By DON BOHNING
Herald Staff Writer
It was 26 years ago that Nicaragua last saw a natural disaster that rivals
surpasses the devastation the country is enduring from the watery remnants of
The Great Managua Earthquake of Dec. 23, 1972, claimed up to 10,000 lives,
300,000 homeless, forever changed the character of the capital and eventually
cost the late Nicaraguan strongman Anastasio Somoza his job. In some ways,
Nicaragua is still recovering from the residue of that disaster.
It's far too early to assess the long-term consequences of Mitch, but it's
they will be as far-reaching as the 1972 earthquake.
From a disaster standpoint, said Mark Schneider, deputy administrator for
America of the U.S. Agency for International Development, there's no preference
whether you're dealing with an earthquake or a hurricane.
``They're both major disruptions and a threat to human life,'' Schneider
is no easier to deal with than the other.''
The 1972 earthquake, Schneider noted, ``destroyed the center of the entire
and forced a redesign of development in Nicaragua.
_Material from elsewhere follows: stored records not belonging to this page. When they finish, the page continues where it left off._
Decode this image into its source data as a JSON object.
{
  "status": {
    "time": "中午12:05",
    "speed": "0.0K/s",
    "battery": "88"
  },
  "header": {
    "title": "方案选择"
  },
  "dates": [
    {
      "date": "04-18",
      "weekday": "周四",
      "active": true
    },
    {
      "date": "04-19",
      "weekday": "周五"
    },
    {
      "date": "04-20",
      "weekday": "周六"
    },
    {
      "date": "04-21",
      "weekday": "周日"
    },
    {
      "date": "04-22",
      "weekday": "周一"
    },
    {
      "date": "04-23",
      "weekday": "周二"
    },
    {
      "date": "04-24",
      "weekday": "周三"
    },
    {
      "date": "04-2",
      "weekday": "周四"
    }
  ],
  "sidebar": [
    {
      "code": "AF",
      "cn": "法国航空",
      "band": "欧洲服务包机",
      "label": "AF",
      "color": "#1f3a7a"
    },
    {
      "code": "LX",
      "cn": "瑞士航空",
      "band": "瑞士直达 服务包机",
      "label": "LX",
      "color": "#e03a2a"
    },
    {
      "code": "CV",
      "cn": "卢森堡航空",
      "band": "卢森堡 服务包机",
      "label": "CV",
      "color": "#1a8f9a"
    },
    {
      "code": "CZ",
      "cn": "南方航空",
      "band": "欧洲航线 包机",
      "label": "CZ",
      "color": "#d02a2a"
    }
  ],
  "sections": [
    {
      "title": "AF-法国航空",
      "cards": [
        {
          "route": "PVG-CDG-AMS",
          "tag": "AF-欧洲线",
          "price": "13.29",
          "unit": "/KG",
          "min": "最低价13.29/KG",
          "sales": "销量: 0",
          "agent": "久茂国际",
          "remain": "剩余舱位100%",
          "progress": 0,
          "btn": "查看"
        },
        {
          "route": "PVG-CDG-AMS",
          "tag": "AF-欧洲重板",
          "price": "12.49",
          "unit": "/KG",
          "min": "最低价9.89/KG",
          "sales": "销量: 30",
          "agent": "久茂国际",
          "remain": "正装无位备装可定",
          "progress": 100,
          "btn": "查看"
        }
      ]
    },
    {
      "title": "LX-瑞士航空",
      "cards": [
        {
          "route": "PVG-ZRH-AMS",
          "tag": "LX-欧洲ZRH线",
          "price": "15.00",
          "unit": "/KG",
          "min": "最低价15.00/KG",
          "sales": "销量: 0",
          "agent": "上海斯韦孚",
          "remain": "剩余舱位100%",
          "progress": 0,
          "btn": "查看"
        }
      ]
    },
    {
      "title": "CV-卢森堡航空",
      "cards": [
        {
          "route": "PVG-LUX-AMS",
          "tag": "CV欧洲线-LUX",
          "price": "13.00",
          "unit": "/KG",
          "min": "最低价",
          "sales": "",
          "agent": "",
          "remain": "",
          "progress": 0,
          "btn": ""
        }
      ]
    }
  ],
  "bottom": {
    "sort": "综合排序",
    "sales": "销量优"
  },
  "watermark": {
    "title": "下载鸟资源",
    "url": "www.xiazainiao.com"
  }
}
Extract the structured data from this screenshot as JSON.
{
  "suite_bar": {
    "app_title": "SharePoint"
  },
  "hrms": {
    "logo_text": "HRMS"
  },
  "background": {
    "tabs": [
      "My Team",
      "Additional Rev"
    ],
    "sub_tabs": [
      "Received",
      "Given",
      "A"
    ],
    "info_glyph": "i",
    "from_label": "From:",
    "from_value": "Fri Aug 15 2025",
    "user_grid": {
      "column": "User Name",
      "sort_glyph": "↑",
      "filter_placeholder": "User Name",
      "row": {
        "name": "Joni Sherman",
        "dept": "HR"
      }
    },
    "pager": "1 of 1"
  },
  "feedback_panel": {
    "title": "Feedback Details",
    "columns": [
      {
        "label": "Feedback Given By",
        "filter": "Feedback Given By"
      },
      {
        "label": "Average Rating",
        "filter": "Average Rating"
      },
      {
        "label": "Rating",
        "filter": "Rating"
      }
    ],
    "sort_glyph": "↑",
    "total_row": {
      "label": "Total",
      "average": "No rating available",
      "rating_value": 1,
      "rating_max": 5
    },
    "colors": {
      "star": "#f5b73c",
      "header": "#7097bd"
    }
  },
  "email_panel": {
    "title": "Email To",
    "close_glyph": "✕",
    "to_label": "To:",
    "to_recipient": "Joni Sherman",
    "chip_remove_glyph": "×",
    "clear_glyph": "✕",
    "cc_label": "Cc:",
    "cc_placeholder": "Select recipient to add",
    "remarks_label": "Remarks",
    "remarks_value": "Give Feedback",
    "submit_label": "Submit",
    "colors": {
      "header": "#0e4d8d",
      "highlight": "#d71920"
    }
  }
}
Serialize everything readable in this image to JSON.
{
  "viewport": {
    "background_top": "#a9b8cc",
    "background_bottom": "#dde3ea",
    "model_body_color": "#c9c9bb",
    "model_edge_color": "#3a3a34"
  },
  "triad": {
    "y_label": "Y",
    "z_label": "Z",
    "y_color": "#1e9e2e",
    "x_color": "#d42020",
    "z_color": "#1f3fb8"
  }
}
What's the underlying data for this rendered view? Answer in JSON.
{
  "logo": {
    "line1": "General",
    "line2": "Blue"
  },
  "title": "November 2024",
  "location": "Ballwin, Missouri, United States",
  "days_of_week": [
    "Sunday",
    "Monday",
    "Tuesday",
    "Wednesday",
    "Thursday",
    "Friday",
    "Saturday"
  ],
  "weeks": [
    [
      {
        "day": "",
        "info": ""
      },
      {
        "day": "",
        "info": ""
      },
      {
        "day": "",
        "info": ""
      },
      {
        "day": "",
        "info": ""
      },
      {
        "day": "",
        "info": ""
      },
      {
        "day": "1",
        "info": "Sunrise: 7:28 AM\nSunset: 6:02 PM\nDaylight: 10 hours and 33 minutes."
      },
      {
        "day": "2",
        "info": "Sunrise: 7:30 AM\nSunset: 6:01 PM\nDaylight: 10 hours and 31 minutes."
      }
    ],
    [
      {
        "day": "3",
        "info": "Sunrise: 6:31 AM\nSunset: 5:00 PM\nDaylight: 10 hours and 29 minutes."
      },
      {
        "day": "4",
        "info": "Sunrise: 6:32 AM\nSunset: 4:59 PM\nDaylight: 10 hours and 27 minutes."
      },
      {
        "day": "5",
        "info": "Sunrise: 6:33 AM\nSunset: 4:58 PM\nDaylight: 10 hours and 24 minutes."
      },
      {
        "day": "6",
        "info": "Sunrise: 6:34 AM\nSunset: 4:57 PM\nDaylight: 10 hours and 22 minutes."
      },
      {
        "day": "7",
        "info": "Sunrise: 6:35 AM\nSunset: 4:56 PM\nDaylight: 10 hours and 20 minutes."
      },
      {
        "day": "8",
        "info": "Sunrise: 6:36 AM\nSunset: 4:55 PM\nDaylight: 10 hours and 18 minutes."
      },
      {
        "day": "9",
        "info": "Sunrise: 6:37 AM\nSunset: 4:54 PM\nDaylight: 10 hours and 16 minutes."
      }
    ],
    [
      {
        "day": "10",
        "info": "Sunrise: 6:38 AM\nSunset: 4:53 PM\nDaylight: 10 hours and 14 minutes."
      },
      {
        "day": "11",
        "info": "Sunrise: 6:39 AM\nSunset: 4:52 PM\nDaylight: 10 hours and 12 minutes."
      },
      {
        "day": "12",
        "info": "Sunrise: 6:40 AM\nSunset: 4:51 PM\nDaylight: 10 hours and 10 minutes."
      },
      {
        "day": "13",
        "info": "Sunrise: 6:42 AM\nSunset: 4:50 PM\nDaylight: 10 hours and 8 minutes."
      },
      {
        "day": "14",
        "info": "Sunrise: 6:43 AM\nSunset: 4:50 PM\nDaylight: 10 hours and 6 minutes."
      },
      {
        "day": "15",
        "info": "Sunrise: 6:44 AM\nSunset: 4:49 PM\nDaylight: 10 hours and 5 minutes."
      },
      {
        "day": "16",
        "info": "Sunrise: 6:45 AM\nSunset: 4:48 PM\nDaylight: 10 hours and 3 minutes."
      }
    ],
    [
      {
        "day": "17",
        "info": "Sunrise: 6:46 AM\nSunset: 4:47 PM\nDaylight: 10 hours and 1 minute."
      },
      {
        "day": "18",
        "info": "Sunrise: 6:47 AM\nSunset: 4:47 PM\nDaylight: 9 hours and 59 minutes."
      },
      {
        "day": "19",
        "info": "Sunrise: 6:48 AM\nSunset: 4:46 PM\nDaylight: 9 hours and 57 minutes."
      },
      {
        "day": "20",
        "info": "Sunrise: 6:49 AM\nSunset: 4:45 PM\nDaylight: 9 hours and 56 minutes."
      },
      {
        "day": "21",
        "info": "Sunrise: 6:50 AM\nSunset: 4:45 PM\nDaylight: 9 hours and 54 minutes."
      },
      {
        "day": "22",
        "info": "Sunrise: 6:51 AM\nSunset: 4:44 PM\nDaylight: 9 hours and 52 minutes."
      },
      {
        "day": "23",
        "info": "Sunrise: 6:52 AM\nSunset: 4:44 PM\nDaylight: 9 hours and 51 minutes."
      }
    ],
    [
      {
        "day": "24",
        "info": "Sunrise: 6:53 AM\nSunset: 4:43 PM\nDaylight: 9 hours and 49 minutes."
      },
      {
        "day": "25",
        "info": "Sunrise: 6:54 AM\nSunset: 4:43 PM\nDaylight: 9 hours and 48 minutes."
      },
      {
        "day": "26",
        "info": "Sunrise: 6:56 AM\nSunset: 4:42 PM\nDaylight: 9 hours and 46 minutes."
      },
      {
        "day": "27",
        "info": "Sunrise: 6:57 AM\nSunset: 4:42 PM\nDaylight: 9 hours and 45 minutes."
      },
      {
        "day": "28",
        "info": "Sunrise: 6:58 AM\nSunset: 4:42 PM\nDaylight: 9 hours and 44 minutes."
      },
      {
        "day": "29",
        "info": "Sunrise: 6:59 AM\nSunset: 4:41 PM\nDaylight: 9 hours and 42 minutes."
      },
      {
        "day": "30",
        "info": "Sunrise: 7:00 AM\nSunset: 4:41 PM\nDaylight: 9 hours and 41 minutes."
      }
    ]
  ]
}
An earthquake is much more
localized in terms of immediate impact.''
Schneider did note that Nicaragua is ``just beginning to make an economic
recovery from a decade of conflict'' and that Mitch's visit ``adds an enormous
burden to the whole development problem.''
Jorge Sapoznikow, Central America division chief for the Inter-American
Development Bank, said a situation like this ``couldn't have happened at a worse
time'' in Nicaragua.
The country's economy had shown positive growth rates in recent years,
5 percent in 1997, and a projected 6 percent for this year before Mitch came
As a former U.S. Embassy economics officer in Nicaragua noted, the economy
was just recovering from the ``disastrous economic policies'' of a decade of
Sandinista rule. ``The policy damage that the Sandinistas did was much more
harmful than the  earthquake.''
The same official observed that those policies were made possible by Somoza's
corruption of the earthquake reconstruction effort, which undermined his
government and led to the Sandinista takeover in 1979.
What Mitch's political impact will be on Nicaragua's current democratically
government remains to be seen.
But Vincent T. Gawronski, visiting professor of political science at Florida
International University, who is studying the political impact of natural disasters,
notes that those events ``can undermine an authoritarian regime'' more easily than a
democracy ``because it's easier to know who's in charge and who to blame.''
At the same time, Gawronski says, disasters and how they are dealt with
easily become more of a political issue'' in a democracy because of the
opportunities they create that don't exist in an authoritarian regime.
Herald Central America bureau chief Glenn Garvin contributed to this report.
Copyright © 1998 The Miami Herald